On Thursday, he'll make his return to Coors Field for the first time since New York acquired him from the Rockies in a trade for pitcher Collin McHugh on June 18.
"He's really ignited our offense a little bit, I think. He's been getting on, getting in scoring position. I think he's made a big difference in us," Mets manager Terry Collins said after Wednesday night's win over Chicago. "He brought some energy to us, and it's been needed."
Jeremy Hefner (2-6, 3.89 ERA) starts for the Mets against the Rockies, and he'll be looking to claim his second straight win. Hefner hasn't allowed more than two earned runs since May 29.

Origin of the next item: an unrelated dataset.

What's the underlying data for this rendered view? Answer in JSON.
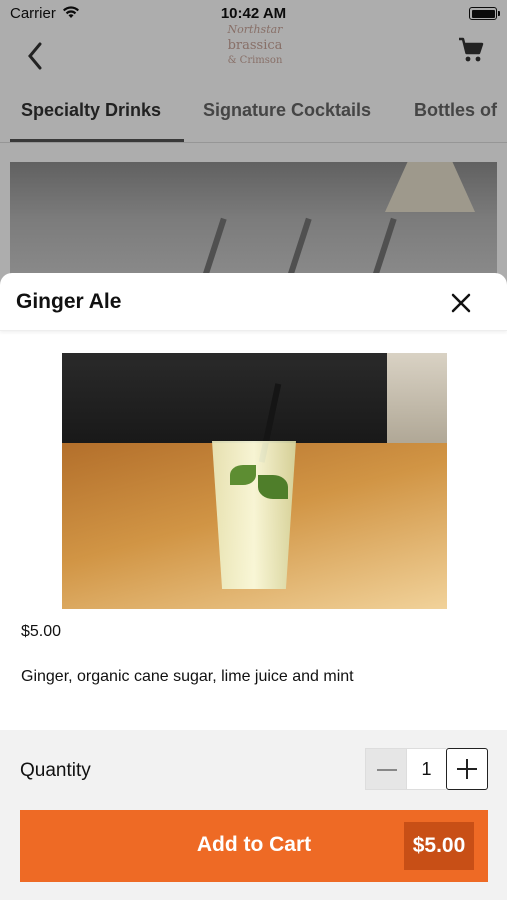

However, the Rockies have a good reason to try to snap that run of solid starts.
Friday's game against the Giants begins a stretch of 16 straight games against National League West opponents. The Rockies are in the thick of the race in their division, and this stretch at Coors Field is critical as they look to pick up some momentum.
"There's no question we need to play well in this next homestand," Weiss said. "We've played pretty well in our division, so we need to continue that."
Rockies: Fowler's wrist keeps him out of lineup
• Outfielder Dexter Fowler was held out of the Rockies game against the Red Sox on Wednesday with a sore wrist. He's day to day.
Mets: Wright to get some rest
Collins told reporters on Wednesday that third baseman David Wright will be given the day off on Thursday. He has been out of the starting lineup in only one other game this season.
• Closer Bobby Parnell has only allowed one hit in his last six appearances, spanning 6 1/3 scoreless innings.
• Rockies third baseman Nolan Arenado is hitting .313 this month. He's now 7-for-16 over the past four games.
• Hefner has pitched only one inning in his career against Colorado, and he gave up two earned runs in that outing -- which came in relief -- back on April 18.
Chris Iseman is an associate reporter for MLB.com. This story was not subject to the approval of Major League Baseball or its clubs.